REQUIRED WORK: Find each line below where the word "days" occurs, and copy it.

Data entries:
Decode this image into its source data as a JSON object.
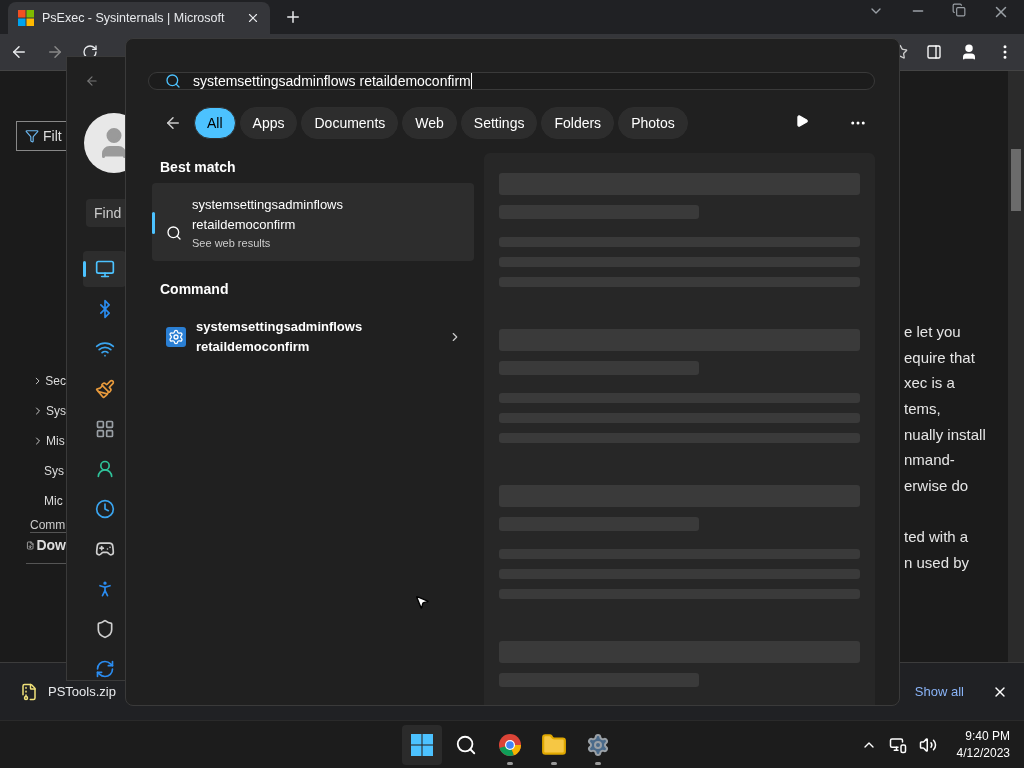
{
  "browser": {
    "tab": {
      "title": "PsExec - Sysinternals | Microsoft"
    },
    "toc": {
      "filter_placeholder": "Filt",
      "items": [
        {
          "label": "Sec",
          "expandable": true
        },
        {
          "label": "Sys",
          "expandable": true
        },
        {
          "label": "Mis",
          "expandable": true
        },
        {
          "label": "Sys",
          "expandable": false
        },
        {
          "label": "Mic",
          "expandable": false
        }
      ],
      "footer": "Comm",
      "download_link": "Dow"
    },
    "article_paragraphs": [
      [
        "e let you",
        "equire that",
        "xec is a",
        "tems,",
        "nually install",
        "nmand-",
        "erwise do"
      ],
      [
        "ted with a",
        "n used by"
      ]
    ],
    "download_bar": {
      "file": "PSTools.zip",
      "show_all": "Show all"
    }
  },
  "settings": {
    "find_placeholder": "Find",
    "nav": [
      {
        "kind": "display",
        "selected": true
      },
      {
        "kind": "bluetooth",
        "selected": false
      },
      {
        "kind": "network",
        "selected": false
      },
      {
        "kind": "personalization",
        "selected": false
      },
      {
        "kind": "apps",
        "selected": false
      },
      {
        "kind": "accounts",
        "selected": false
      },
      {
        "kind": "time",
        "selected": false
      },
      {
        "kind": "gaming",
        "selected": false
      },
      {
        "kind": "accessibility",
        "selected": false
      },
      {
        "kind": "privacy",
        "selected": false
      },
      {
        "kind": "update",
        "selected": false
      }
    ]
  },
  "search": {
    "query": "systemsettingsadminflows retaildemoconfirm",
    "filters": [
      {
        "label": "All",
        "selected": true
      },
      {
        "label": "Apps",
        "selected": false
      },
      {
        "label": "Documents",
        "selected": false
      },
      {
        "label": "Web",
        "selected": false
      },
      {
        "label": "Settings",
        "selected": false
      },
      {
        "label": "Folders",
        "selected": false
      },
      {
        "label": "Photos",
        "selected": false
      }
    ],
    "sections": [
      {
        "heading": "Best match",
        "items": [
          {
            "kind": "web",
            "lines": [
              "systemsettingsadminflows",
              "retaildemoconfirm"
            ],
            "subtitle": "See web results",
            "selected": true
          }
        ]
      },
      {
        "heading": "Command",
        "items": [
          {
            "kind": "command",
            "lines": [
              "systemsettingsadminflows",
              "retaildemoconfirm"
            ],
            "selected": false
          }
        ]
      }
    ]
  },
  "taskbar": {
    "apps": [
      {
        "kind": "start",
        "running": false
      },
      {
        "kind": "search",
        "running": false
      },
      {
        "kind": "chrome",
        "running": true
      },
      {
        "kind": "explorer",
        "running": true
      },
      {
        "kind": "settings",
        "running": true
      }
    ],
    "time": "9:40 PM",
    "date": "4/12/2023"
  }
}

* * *

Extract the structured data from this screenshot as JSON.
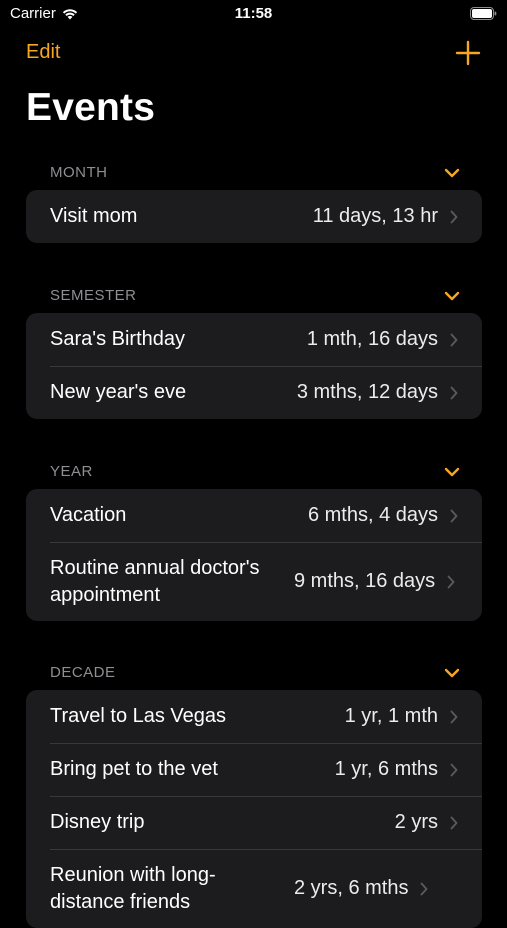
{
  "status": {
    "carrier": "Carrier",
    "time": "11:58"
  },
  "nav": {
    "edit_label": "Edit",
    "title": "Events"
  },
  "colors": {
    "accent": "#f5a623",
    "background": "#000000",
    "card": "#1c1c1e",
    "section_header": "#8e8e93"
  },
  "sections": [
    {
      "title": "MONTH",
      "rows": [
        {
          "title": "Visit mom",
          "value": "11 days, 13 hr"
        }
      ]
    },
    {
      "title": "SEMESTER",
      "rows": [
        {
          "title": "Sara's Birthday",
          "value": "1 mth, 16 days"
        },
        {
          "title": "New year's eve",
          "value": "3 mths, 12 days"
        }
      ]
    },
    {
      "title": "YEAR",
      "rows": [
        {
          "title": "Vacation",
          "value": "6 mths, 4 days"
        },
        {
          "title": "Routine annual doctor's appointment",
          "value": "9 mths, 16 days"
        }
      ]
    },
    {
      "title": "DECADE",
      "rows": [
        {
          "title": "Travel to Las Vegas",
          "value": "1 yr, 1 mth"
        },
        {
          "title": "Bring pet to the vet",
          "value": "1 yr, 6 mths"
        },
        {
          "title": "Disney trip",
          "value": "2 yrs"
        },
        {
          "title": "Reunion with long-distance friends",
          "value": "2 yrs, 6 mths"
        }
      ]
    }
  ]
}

REPLY:
          "value": "11 days, 13 hr"
          "value": "1 mth, 16 days"
          "value": "3 mths, 12 days"
          "value": "6 mths, 4 days"
          "value": "9 mths, 16 days"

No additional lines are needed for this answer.